WORK ORDER —
Would you write out the data below exactly, with every line intact?

TASK INPUT —
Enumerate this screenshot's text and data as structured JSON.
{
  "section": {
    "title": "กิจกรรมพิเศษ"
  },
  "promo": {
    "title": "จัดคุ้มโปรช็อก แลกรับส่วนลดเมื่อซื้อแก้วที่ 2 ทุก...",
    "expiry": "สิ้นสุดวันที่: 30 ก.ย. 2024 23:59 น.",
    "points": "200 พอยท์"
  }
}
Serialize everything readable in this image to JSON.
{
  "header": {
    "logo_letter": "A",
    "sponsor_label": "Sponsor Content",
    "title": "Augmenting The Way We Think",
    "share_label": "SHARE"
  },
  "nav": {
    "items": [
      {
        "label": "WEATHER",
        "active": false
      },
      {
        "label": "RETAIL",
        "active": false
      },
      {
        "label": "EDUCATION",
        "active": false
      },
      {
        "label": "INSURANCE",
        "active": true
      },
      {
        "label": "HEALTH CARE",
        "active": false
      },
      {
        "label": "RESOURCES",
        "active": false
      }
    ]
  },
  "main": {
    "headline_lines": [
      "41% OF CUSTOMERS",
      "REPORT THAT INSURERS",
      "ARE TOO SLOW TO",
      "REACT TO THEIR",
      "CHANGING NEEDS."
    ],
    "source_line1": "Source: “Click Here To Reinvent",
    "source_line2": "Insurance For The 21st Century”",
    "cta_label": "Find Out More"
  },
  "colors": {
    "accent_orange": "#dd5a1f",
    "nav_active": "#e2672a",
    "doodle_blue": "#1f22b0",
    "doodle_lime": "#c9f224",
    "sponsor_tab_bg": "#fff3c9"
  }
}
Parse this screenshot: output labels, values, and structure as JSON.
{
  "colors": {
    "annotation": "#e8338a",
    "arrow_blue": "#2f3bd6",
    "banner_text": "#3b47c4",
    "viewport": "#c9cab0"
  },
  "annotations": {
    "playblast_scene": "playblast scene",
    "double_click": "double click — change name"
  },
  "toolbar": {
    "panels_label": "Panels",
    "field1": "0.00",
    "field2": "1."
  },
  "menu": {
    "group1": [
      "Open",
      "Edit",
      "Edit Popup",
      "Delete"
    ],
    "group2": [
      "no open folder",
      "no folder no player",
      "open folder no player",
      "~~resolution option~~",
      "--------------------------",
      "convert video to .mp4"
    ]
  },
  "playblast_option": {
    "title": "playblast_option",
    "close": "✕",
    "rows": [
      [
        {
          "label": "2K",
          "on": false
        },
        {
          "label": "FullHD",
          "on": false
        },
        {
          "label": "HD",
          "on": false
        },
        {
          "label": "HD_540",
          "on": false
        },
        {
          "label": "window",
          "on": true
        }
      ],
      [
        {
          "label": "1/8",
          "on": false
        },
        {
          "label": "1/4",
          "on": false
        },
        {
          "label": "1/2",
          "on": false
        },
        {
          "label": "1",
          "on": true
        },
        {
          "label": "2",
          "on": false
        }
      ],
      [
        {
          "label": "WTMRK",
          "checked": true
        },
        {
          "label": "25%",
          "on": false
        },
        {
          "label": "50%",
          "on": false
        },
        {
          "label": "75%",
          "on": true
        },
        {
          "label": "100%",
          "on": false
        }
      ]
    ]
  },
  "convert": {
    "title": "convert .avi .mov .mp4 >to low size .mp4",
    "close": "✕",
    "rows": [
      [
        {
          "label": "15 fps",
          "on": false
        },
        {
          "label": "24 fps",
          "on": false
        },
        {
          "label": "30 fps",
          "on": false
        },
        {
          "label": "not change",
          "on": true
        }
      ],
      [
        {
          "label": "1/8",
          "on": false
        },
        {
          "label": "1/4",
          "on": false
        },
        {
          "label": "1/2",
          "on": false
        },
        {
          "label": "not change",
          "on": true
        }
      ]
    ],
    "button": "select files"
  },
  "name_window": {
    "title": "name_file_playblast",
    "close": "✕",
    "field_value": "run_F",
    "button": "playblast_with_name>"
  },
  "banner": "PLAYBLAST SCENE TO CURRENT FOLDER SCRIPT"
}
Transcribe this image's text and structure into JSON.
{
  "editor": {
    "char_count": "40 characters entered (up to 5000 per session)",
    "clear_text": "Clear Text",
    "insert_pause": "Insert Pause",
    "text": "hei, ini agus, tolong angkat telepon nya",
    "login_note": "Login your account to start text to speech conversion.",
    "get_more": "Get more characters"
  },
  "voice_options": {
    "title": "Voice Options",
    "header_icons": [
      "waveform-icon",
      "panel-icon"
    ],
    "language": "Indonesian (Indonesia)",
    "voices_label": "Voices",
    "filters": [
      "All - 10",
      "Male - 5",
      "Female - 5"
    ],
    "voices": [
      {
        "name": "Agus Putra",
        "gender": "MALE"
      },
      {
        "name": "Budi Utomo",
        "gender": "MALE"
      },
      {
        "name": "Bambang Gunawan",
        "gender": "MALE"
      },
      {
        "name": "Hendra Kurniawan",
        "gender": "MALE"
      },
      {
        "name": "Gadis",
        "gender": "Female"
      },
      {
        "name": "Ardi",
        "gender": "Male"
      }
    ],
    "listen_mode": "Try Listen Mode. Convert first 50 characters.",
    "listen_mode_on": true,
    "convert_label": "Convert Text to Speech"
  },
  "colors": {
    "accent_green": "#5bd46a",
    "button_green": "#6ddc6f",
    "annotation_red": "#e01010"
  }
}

WRITTEN REPLY —
Enumerate this screenshot's text and data as structured JSON.
{
  "section": {
    "title": "กิจกรรมพิเศษ"
  },
  "promo": {
    "title": "จัดคุ้มโปรช็อก แลกรับส่วนลดเมื่อซื้อแก้วที่ 2 ทุก...",
    "expiry": "สิ้นสุดวันที่: 30 ก.ย. 2024 23:59 น.",
    "points": "200 พอยท์"
  }
}
Serialize everything readable in this image to JSON.
{
  "header": {
    "logo_letter": "A",
    "sponsor_label": "Sponsor Content",
    "title": "Augmenting The Way We Think",
    "share_label": "SHARE"
  },
  "nav": {
    "items": [
      {
        "label": "WEATHER",
        "active": false
      },
      {
        "label": "RETAIL",
        "active": false
      },
      {
        "label": "EDUCATION",
        "active": false
      },
      {
        "label": "INSURANCE",
        "active": true
      },
      {
        "label": "HEALTH CARE",
        "active": false
      },
      {
        "label": "RESOURCES",
        "active": false
      }
    ]
  },
  "main": {
    "headline_lines": [
      "41% OF CUSTOMERS",
      "REPORT THAT INSURERS",
      "ARE TOO SLOW TO",
      "REACT TO THEIR",
      "CHANGING NEEDS."
    ],
    "source_line1": "Source: “Click Here To Reinvent",
    "source_line2": "Insurance For The 21st Century”",
    "cta_label": "Find Out More"
  },
  "colors": {
    "accent_orange": "#dd5a1f",
    "nav_active": "#e2672a",
    "doodle_blue": "#1f22b0",
    "doodle_lime": "#c9f224",
    "sponsor_tab_bg": "#fff3c9"
  }
}
Parse this screenshot: output labels, values, and structure as JSON.
{
  "colors": {
    "annotation": "#e8338a",
    "arrow_blue": "#2f3bd6",
    "banner_text": "#3b47c4",
    "viewport": "#c9cab0"
  },
  "annotations": {
    "playblast_scene": "playblast scene",
    "double_click": "double click — change name"
  },
  "toolbar": {
    "panels_label": "Panels",
    "field1": "0.00",
    "field2": "1."
  },
  "menu": {
    "group1": [
      "Open",
      "Edit",
      "Edit Popup",
      "Delete"
    ],
    "group2": [
      "no open folder",
      "no folder no player",
      "open folder no player",
      "~~resolution option~~",
      "--------------------------",
      "convert video to .mp4"
    ]
  },
  "playblast_option": {
    "title": "playblast_option",
    "close": "✕",
    "rows": [
      [
        {
          "label": "2K",
          "on": false
        },
        {
          "label": "FullHD",
          "on": false
        },
        {
          "label": "HD",
          "on": false
        },
        {
          "label": "HD_540",
          "on": false
        },
        {
          "label": "window",
          "on": true
        }
      ],
      [
        {
          "label": "1/8",
          "on": false
        },
        {
          "label": "1/4",
          "on": false
        },
        {
          "label": "1/2",
          "on": false
        },
        {
          "label": "1",
          "on": true
        },
        {
          "label": "2",
          "on": false
        }
      ],
      [
        {
          "label": "WTMRK",
          "checked": true
        },
        {
          "label": "25%",
          "on": false
        },
        {
          "label": "50%",
          "on": false
        },
        {
          "label": "75%",
          "on": true
        },
        {
          "label": "100%",
          "on": false
        }
      ]
    ]
  },
  "convert": {
    "title": "convert .avi .mov .mp4 >to low size .mp4",
    "close": "✕",
    "rows": [
      [
        {
          "label": "15 fps",
          "on": false
        },
        {
          "label": "24 fps",
          "on": false
        },
        {
          "label": "30 fps",
          "on": false
        },
        {
          "label": "not change",
          "on": true
        }
      ],
      [
        {
          "label": "1/8",
          "on": false
        },
        {
          "label": "1/4",
          "on": false
        },
        {
          "label": "1/2",
          "on": false
        },
        {
          "label": "not change",
          "on": true
        }
      ]
    ],
    "button": "select files"
  },
  "name_window": {
    "title": "name_file_playblast",
    "close": "✕",
    "field_value": "run_F",
    "button": "playblast_with_name>"
  },
  "banner": "PLAYBLAST SCENE TO CURRENT FOLDER SCRIPT"
}
Transcribe this image's text and structure into JSON.
{
  "editor": {
    "char_count": "40 characters entered (up to 5000 per session)",
    "clear_text": "Clear Text",
    "insert_pause": "Insert Pause",
    "text": "hei, ini agus, tolong angkat telepon nya",
    "login_note": "Login your account to start text to speech conversion.",
    "get_more": "Get more characters"
  },
  "voice_options": {
    "title": "Voice Options",
    "header_icons": [
      "waveform-icon",
      "panel-icon"
    ],
    "language": "Indonesian (Indonesia)",
    "voices_label": "Voices",
    "filters": [
      "All - 10",
      "Male - 5",
      "Female - 5"
    ],
    "voices": [
      {
        "name": "Agus Putra",
        "gender": "MALE"
      },
      {
        "name": "Budi Utomo",
        "gender": "MALE"
      },
      {
        "name": "Bambang Gunawan",
        "gender": "MALE"
      },
      {
        "name": "Hendra Kurniawan",
        "gender": "MALE"
      },
      {
        "name": "Gadis",
        "gender": "Female"
      },
      {
        "name": "Ardi",
        "gender": "Male"
      }
    ],
    "listen_mode": "Try Listen Mode. Convert first 50 characters.",
    "listen_mode_on": true,
    "convert_label": "Convert Text to Speech"
  },
  "colors": {
    "accent_green": "#5bd46a",
    "button_green": "#6ddc6f",
    "annotation_red": "#e01010"
  }
}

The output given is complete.